Not sure why I was reminded of this today, but here’s a John von Neumann quote from 1955:
The carbon dioxide released into the atmosphere by industry’s burning of coal and oil — more than half of it during the last generation — may have changed the atmosphere’s composition sufficiently to account for a general warming of the world by about one degree Fahrenheit.
(I’ve seen this collected in The Neumann Compendium and The Fabulous Future: America in 1980.)
This is not new knowledge.
We’be known about it longer even than that! Fourier was the first to hint at the correct mechanism and John Tyndall was both able to demonstrate that “carbonic acid” (as he called carbon dioxide) created a greenhouse effect and measure that effect in highly industrialized London. There’s a short book on this that I haven’t read:
Click to access Historical_Perspectives_on_Climate_Change.pdf
The political economy difference between local and global warming is that global warming is a *non-excludable* externality, which cannot even in theory be dealt with via Coasean ideas.

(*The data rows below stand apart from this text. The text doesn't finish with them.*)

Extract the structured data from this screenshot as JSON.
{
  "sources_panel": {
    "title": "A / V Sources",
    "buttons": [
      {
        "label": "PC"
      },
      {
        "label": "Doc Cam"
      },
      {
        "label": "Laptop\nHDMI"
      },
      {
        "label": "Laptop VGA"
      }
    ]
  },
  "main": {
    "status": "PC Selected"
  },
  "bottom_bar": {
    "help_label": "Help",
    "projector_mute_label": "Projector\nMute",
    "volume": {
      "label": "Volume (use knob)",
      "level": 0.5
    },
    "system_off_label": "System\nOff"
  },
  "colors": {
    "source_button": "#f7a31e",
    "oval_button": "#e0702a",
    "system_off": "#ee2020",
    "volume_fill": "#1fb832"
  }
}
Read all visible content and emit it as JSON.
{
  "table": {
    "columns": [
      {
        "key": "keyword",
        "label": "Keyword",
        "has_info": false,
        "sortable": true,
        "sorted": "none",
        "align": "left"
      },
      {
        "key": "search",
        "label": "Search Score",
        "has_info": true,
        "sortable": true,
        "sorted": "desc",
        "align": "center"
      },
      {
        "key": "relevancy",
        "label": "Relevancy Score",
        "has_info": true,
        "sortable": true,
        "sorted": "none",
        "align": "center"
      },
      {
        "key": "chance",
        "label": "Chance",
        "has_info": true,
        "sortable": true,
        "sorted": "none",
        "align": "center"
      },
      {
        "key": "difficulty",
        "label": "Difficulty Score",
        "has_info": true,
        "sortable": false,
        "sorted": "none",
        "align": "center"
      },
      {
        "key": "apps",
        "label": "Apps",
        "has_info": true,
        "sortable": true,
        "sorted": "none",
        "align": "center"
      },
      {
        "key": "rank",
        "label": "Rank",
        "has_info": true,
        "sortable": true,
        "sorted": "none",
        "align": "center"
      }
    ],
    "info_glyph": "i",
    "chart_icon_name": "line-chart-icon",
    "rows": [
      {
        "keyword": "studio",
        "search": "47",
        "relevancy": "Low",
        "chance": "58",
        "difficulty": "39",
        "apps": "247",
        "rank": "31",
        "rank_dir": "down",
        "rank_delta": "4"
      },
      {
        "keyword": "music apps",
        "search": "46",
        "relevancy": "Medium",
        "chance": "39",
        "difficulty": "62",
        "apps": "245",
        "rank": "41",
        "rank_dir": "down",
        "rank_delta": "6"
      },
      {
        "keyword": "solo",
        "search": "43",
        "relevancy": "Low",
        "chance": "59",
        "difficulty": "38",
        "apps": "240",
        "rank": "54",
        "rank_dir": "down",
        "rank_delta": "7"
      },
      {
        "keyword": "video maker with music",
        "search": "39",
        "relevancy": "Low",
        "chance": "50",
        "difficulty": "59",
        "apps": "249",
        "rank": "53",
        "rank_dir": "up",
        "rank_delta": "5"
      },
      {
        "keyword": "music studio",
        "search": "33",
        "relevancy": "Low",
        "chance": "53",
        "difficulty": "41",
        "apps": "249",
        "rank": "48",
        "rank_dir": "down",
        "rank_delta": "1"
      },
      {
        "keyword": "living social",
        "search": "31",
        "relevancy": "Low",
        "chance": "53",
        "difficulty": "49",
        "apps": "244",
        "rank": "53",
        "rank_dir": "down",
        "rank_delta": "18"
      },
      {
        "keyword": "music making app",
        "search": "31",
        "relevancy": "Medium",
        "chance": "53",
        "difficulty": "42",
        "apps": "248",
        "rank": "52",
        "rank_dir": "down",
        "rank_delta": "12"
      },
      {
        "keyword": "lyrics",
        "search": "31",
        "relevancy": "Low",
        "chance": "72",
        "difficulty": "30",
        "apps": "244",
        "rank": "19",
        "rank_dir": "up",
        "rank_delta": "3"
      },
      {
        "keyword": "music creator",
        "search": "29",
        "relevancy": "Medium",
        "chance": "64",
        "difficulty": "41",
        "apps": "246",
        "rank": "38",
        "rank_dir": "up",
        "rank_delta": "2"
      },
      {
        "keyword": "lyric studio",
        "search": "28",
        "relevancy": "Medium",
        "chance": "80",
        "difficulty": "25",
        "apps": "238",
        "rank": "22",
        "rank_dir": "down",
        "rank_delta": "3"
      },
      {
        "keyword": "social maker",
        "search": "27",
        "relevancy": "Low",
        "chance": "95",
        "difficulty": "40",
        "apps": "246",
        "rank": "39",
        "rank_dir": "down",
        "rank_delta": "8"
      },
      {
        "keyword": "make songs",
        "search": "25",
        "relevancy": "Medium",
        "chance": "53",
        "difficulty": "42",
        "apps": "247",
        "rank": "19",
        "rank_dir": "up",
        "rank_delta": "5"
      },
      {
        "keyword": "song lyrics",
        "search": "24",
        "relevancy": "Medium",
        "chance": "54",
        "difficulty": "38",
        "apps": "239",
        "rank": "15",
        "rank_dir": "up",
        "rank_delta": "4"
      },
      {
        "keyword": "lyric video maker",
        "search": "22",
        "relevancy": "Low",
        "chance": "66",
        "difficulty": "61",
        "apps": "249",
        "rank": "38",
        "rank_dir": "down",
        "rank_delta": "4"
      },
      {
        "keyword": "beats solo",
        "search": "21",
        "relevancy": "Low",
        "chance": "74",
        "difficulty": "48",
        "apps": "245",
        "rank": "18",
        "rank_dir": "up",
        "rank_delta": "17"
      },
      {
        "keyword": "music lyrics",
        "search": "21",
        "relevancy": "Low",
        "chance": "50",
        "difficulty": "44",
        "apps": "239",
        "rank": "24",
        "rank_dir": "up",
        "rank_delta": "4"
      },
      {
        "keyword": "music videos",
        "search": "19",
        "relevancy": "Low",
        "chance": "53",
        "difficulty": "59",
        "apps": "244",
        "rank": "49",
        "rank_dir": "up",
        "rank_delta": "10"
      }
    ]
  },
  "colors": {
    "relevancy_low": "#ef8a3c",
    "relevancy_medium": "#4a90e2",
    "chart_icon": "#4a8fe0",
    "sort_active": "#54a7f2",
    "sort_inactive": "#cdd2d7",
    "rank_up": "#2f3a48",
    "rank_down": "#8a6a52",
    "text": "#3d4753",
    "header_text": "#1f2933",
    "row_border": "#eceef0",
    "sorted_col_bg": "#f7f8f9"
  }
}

Whereas London could conceivably trade a factory with another city for cleaner local air, the whole world cannot.